However, custom enamel pins are different. Pins do not have moving parts. Pins don’t have cheaper material. And, pins don’t have cheaper enamel. There just isn’t anything that you can skimp on or substitute for to make a pin less quality.
So, what cheap means in the custom pin world is the pin company is taking less profit. That is a benefit to you. You get quality pins for cheap.
You might ask if this is a sales job. The answer is no. A pin is a pin is a pin and there aren’t many things that can be substituted to make it cheaper.
Thickness: standard pins are 1.2 to 1.5mm thick. If you want a pin that has more substance you can make the pin thicker for an increase in price. But, this is not common so you still get a quality pin.

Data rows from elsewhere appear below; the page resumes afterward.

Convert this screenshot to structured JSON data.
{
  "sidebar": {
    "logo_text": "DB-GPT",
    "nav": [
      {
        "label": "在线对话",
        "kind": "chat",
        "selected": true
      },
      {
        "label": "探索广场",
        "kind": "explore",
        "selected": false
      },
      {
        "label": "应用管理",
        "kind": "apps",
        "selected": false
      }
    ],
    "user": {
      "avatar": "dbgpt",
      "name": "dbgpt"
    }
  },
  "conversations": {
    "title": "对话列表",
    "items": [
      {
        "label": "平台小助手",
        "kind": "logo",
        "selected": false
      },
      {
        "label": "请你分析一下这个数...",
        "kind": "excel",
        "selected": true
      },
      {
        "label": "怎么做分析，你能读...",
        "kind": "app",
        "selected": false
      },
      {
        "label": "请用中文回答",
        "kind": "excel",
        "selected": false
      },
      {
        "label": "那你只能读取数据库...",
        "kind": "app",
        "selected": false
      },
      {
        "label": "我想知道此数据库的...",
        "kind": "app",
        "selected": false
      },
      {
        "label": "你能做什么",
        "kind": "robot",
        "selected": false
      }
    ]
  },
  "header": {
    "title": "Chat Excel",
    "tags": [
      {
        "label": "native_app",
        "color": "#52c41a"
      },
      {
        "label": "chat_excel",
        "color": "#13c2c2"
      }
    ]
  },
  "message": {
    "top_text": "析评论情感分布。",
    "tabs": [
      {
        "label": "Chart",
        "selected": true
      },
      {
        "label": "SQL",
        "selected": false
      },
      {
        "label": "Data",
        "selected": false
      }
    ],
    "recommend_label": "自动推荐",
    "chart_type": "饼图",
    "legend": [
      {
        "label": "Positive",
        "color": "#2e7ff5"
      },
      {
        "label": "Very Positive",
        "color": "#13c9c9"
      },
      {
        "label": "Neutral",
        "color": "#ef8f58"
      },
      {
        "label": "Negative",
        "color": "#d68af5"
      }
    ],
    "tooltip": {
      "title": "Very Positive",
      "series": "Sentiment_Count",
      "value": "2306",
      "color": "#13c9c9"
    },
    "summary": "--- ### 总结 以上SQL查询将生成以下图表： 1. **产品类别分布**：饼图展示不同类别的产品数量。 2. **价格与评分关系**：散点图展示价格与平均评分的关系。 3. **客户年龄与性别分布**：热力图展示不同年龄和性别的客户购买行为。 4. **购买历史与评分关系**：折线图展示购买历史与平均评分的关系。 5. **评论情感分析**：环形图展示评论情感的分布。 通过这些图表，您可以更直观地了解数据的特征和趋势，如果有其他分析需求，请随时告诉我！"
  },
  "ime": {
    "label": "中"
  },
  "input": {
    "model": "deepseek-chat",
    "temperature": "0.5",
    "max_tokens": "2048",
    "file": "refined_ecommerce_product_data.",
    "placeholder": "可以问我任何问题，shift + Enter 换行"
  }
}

Hard enamel vs Soft enamel: soft enamel is cheaper than hard enamel because hard enamel is hardened by heat and then polished off smooth. This extra step in labor makes hard enamel more expensive, but choosing hard enamel over soft enamel isn’t choosing quality it is choosing preference. If you asked 10 people, 5 would prefer soft enamel and 5 would prefer hard enamel. So cheaper didn’t make it lesser quality, it just made it different.
Metal: this is probably the most legitimate are that can be changed to make a pin less expensive. Iron is less expensive than brass or copper. BUT this is a big but. You cannot tell the different when the pin is finished because of the gold or silver plating. And iron pins are just as durable. Either will look exactly the same when finished.
The moral to the story is, cheap is merely a marketing ploy. Pin companies know customers what pins cheap so they advertise cheap pins. But don’t be scared off by the terminology, it does not translate into cheap quality.
There are essentially 4 different types of custom enamel pins that all pin companies produce. The difference in price is in the profit. Custom Pins Now philosophy is to keep the price affordable for all so more people can enjoy pins and only take a modest profit to keep the doors open.
Below is current Custom Pins Now pricing as of this printing, to give you a comparison of pricing between the 4 pin types. They are listed from most expensive to least expensive.
All pins are based on 1-inch size, which is a very common custom enamel pin size.
Die Cast Pins – these are made of zinc alloy and typically have many inner cutouts which is why they are more expensive. But you could never tell the difference in quality from the other types as they can also have hard or soft enamel coloring.
100 qty - $2.83 per pin
200 qty - $2.10
300 qty - $1.60
Hard Enamel Pins – these are diestruck out of brass, copper or iron. They are perceived as a higher quality than soft enamel, but it boils down to preference.
100 qty - $2.64 per pin
200 qty - $1.91
300 qty - $1.50
Offset Printed Pins – these are metal pins with a design printed onto the metal rather than stamped and color filled. This type of pin may be perceived as the worst quality, but again it has its place depending on what image you want on the pin. It is not a bad pin; it is just a different kind of pin.
100 qty - $2.52 per pin
200 qty - $1.89
300 qty - $1.37
Soft Enamel Pins – these are diestruck out of brass, copper or iron. They are the least expensive and cheaper than hard enamel pins just because the paint is air dried saving one step of labor. These are considered the best bang for your buck.
100 qty - $2.37 per pin
200 qty - $1.81
300 qty - $1.33
To summarize, enamel pins are expensive because of the mold. Cheap pins are still quality pins. Enamel pins are inexpensive if you buy in bulk and choose the soft enamel option.